BRIEF: This exercise calls for an exact copy of the data below.

Items from an interface collection:
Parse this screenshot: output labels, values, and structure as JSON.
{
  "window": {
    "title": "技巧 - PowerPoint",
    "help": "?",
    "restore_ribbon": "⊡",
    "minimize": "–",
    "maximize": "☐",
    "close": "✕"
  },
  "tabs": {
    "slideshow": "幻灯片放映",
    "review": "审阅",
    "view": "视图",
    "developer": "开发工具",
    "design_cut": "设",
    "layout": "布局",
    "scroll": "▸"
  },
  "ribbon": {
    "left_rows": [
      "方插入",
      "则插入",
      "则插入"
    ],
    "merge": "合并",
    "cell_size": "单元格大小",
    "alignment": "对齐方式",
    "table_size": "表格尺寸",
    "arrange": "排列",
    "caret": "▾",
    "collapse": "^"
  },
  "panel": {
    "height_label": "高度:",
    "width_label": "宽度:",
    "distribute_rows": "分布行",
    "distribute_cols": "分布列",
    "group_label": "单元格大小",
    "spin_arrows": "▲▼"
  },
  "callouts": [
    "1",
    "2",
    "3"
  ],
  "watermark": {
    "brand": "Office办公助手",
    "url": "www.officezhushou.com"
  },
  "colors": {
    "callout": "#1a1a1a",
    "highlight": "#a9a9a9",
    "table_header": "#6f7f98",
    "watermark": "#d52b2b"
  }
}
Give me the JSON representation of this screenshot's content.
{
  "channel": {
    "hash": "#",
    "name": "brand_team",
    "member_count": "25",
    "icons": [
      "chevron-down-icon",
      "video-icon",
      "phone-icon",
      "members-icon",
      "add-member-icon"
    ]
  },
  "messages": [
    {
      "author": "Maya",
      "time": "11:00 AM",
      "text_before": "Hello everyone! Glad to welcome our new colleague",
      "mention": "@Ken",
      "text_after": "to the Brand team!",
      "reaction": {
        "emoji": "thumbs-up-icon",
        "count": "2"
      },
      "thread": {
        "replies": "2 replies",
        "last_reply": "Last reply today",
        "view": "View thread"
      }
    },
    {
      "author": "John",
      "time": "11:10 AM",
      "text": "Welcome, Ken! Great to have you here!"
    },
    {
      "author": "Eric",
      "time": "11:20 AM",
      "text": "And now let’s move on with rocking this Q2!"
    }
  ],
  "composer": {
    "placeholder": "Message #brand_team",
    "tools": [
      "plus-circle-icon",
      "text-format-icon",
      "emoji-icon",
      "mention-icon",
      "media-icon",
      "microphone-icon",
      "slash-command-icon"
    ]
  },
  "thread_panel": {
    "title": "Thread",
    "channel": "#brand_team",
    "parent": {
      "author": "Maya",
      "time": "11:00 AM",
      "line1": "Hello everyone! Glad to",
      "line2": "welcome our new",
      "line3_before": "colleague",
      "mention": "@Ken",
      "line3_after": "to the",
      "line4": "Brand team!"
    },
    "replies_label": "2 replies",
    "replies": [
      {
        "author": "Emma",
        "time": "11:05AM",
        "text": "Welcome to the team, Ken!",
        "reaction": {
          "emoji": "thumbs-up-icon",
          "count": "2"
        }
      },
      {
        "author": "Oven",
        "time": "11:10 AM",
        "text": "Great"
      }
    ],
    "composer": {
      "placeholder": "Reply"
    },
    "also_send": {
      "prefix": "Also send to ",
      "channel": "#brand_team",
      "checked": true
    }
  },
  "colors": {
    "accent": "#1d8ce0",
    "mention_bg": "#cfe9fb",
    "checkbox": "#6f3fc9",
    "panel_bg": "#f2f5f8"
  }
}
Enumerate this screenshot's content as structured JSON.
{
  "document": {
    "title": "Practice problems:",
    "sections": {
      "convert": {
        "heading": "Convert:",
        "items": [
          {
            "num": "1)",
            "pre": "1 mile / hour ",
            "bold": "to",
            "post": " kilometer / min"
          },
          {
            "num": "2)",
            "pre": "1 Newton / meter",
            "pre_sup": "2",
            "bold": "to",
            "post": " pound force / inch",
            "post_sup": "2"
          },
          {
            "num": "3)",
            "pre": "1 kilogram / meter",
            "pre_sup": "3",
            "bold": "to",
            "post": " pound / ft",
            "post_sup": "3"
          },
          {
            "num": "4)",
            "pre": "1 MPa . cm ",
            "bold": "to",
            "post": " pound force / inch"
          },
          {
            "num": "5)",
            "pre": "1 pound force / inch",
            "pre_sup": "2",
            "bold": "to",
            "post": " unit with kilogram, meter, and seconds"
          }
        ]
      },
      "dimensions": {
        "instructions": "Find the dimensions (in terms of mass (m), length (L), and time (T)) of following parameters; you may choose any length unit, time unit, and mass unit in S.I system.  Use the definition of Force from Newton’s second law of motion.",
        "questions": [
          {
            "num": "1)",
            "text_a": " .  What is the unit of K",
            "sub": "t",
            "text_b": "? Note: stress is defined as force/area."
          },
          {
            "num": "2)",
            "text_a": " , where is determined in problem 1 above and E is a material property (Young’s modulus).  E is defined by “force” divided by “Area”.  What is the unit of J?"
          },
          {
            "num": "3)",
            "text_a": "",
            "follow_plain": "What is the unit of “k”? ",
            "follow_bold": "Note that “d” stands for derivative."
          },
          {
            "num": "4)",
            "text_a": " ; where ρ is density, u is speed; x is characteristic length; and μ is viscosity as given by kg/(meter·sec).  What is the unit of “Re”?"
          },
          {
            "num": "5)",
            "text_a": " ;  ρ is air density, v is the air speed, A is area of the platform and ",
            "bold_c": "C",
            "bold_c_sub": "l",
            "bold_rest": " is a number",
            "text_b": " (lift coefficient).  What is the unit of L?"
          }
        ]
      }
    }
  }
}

OUTPUT OF THE EXERCISE:
Parse this screenshot: output labels, values, and structure as JSON.
{
  "window": {
    "title": "技巧 - PowerPoint",
    "help": "?",
    "restore_ribbon": "⊡",
    "minimize": "–",
    "maximize": "☐",
    "close": "✕"
  },
  "tabs": {
    "slideshow": "幻灯片放映",
    "review": "审阅",
    "view": "视图",
    "developer": "开发工具",
    "design_cut": "设",
    "layout": "布局",
    "scroll": "▸"
  },
  "ribbon": {
    "left_rows": [
      "方插入",
      "则插入",
      "则插入"
    ],
    "merge": "合并",
    "cell_size": "单元格大小",
    "alignment": "对齐方式",
    "table_size": "表格尺寸",
    "arrange": "排列",
    "caret": "▾",
    "collapse": "^"
  },
  "panel": {
    "height_label": "高度:",
    "width_label": "宽度:",
    "distribute_rows": "分布行",
    "distribute_cols": "分布列",
    "group_label": "单元格大小",
    "spin_arrows": "▲▼"
  },
  "callouts": [
    "1",
    "2",
    "3"
  ],
  "watermark": {
    "brand": "Office办公助手",
    "url": "www.officezhushou.com"
  },
  "colors": {
    "callout": "#1a1a1a",
    "highlight": "#a9a9a9",
    "table_header": "#6f7f98",
    "watermark": "#d52b2b"
  }
}
Give me the JSON representation of this screenshot's content.
{
  "channel": {
    "hash": "#",
    "name": "brand_team",
    "member_count": "25",
    "icons": [
      "chevron-down-icon",
      "video-icon",
      "phone-icon",
      "members-icon",
      "add-member-icon"
    ]
  },
  "messages": [
    {
      "author": "Maya",
      "time": "11:00 AM",
      "text_before": "Hello everyone! Glad to welcome our new colleague",
      "mention": "@Ken",
      "text_after": "to the Brand team!",
      "reaction": {
        "emoji": "thumbs-up-icon",
        "count": "2"
      },
      "thread": {
        "replies": "2 replies",
        "last_reply": "Last reply today",
        "view": "View thread"
      }
    },
    {
      "author": "John",
      "time": "11:10 AM",
      "text": "Welcome, Ken! Great to have you here!"
    },
    {
      "author": "Eric",
      "time": "11:20 AM",
      "text": "And now let’s move on with rocking this Q2!"
    }
  ],
  "composer": {
    "placeholder": "Message #brand_team",
    "tools": [
      "plus-circle-icon",
      "text-format-icon",
      "emoji-icon",
      "mention-icon",
      "media-icon",
      "microphone-icon",
      "slash-command-icon"
    ]
  },
  "thread_panel": {
    "title": "Thread",
    "channel": "#brand_team",
    "parent": {
      "author": "Maya",
      "time": "11:00 AM",
      "line1": "Hello everyone! Glad to",
      "line2": "welcome our new",
      "line3_before": "colleague",
      "mention": "@Ken",
      "line3_after": "to the",
      "line4": "Brand team!"
    },
    "replies_label": "2 replies",
    "replies": [
      {
        "author": "Emma",
        "time": "11:05AM",
        "text": "Welcome to the team, Ken!",
        "reaction": {
          "emoji": "thumbs-up-icon",
          "count": "2"
        }
      },
      {
        "author": "Oven",
        "time": "11:10 AM",
        "text": "Great"
      }
    ],
    "composer": {
      "placeholder": "Reply"
    },
    "also_send": {
      "prefix": "Also send to ",
      "channel": "#brand_team",
      "checked": true
    }
  },
  "colors": {
    "accent": "#1d8ce0",
    "mention_bg": "#cfe9fb",
    "checkbox": "#6f3fc9",
    "panel_bg": "#f2f5f8"
  }
}
Enumerate this screenshot's content as structured JSON.
{
  "document": {
    "title": "Practice problems:",
    "sections": {
      "convert": {
        "heading": "Convert:",
        "items": [
          {
            "num": "1)",
            "pre": "1 mile / hour ",
            "bold": "to",
            "post": " kilometer / min"
          },
          {
            "num": "2)",
            "pre": "1 Newton / meter",
            "pre_sup": "2",
            "bold": "to",
            "post": " pound force / inch",
            "post_sup": "2"
          },
          {
            "num": "3)",
            "pre": "1 kilogram / meter",
            "pre_sup": "3",
            "bold": "to",
            "post": " pound / ft",
            "post_sup": "3"
          },
          {
            "num": "4)",
            "pre": "1 MPa . cm ",
            "bold": "to",
            "post": " pound force / inch"
          },
          {
            "num": "5)",
            "pre": "1 pound force / inch",
            "pre_sup": "2",
            "bold": "to",
            "post": " unit with kilogram, meter, and seconds"
          }
        ]
      },
      "dimensions": {
        "instructions": "Find the dimensions (in terms of mass (m), length (L), and time (T)) of following parameters; you may choose any length unit, time unit, and mass unit in S.I system.  Use the definition of Force from Newton’s second law of motion.",
        "questions": [
          {
            "num": "1)",
            "text_a": " .  What is the unit of K",
            "sub": "t",
            "text_b": "? Note: stress is defined as force/area."
          },
          {
            "num": "2)",
            "text_a": " , where is determined in problem 1 above and E is a material property (Young’s modulus).  E is defined by “force” divided by “Area”.  What is the unit of J?"
          },
          {
            "num": "3)",
            "text_a": "",
            "follow_plain": "What is the unit of “k”? ",
            "follow_bold": "Note that “d” stands for derivative."
          },
          {
            "num": "4)",
            "text_a": " ; where ρ is density, u is speed; x is characteristic length; and μ is viscosity as given by kg/(meter·sec).  What is the unit of “Re”?"
          },
          {
            "num": "5)",
            "text_a": " ;  ρ is air density, v is the air speed, A is area of the platform and ",
            "bold_c": "C",
            "bold_c_sub": "l",
            "bold_rest": " is a number",
            "text_b": " (lift coefficient).  What is the unit of L?"
          }
        ]
      }
    }
  }
}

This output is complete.